# [Work required]
Wherever the string "admin" shows up in the material below, copy that line.

# [Records for this exercise]
################
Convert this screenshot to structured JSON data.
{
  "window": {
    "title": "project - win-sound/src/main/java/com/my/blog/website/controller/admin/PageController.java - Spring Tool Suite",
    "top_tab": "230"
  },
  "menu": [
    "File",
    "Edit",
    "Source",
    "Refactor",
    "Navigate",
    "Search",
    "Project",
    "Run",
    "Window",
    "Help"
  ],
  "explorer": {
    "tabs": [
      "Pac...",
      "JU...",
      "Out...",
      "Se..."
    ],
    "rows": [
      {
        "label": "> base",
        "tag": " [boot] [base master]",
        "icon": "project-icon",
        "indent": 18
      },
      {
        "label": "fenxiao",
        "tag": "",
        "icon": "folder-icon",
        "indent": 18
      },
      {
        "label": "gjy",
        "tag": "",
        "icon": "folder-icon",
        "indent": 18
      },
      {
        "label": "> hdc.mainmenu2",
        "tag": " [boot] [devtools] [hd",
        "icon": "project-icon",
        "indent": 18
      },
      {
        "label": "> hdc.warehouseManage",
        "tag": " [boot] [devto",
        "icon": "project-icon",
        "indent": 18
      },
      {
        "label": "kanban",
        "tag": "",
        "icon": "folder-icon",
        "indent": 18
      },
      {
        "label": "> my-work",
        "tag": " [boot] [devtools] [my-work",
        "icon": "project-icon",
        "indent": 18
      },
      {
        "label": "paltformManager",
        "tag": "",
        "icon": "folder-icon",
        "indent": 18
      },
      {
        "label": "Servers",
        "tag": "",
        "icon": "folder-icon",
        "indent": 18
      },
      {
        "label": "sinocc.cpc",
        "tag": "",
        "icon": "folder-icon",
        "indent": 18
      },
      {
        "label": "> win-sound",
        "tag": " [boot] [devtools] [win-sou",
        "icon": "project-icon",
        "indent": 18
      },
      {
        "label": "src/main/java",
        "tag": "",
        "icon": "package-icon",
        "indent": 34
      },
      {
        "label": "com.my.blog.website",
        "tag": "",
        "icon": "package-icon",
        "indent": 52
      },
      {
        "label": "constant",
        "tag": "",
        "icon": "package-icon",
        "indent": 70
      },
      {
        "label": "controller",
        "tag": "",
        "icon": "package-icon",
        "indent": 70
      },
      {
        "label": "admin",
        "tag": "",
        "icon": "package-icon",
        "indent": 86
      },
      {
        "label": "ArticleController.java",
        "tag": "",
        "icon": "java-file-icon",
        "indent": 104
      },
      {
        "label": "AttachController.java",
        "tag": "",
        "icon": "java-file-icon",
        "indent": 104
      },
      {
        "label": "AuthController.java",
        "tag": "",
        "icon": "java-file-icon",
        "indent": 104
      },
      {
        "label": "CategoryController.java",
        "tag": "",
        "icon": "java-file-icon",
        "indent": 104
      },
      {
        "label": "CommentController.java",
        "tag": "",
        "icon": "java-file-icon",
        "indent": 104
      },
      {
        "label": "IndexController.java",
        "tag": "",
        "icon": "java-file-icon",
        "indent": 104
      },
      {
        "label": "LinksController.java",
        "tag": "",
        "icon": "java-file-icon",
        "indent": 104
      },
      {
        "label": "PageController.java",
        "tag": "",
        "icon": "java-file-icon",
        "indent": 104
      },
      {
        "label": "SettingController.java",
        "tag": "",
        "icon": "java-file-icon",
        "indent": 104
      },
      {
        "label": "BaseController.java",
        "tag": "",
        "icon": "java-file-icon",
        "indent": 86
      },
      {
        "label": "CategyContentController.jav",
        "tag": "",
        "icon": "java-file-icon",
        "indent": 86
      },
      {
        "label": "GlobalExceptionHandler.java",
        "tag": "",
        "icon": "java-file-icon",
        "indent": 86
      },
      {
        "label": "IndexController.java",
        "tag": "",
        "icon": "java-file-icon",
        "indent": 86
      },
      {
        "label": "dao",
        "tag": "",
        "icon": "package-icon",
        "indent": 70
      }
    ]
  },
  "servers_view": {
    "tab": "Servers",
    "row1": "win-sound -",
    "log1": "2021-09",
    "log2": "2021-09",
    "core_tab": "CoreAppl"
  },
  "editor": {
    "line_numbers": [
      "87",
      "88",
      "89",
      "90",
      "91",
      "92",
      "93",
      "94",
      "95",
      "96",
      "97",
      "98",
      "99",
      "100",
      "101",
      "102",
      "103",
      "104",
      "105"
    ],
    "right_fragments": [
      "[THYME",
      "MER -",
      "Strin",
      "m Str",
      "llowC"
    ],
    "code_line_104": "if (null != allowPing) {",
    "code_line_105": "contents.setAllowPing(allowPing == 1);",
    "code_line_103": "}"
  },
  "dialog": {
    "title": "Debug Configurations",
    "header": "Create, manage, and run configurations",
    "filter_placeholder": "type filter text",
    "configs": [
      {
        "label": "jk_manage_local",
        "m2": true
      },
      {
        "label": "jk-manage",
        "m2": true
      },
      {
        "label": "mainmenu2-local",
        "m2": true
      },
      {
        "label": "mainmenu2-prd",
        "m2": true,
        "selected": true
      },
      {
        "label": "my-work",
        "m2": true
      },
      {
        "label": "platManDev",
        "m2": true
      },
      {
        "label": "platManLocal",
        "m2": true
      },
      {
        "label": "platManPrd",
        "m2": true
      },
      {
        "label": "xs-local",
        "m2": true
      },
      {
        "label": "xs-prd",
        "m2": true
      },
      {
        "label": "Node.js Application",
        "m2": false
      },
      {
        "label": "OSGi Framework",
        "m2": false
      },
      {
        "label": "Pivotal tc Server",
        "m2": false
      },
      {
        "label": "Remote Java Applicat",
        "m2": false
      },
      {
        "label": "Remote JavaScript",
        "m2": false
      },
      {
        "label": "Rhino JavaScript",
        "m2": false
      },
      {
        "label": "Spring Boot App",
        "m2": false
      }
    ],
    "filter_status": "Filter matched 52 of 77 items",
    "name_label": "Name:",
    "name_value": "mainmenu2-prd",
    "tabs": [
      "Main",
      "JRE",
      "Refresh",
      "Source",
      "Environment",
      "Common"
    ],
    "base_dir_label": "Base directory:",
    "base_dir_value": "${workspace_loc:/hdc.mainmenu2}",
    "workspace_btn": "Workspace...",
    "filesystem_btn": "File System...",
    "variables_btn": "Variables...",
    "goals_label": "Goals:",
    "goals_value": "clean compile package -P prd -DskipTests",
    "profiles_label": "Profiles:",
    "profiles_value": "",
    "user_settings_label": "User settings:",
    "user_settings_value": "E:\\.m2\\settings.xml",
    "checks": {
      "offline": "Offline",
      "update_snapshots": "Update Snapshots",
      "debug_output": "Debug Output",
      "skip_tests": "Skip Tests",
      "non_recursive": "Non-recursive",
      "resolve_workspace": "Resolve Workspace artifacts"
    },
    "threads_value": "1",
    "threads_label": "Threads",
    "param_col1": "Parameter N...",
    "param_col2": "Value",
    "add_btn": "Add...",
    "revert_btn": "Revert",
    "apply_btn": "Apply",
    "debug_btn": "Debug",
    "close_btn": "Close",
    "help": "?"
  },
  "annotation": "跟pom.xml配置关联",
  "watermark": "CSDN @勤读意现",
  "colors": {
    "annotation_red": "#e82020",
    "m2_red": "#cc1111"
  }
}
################
# [Solution to this problem]
    "title": "project - win-sound/src/main/java/com/my/blog/website/controller/admin/PageController.java - Spring Tool Suite",
        "label": "admin",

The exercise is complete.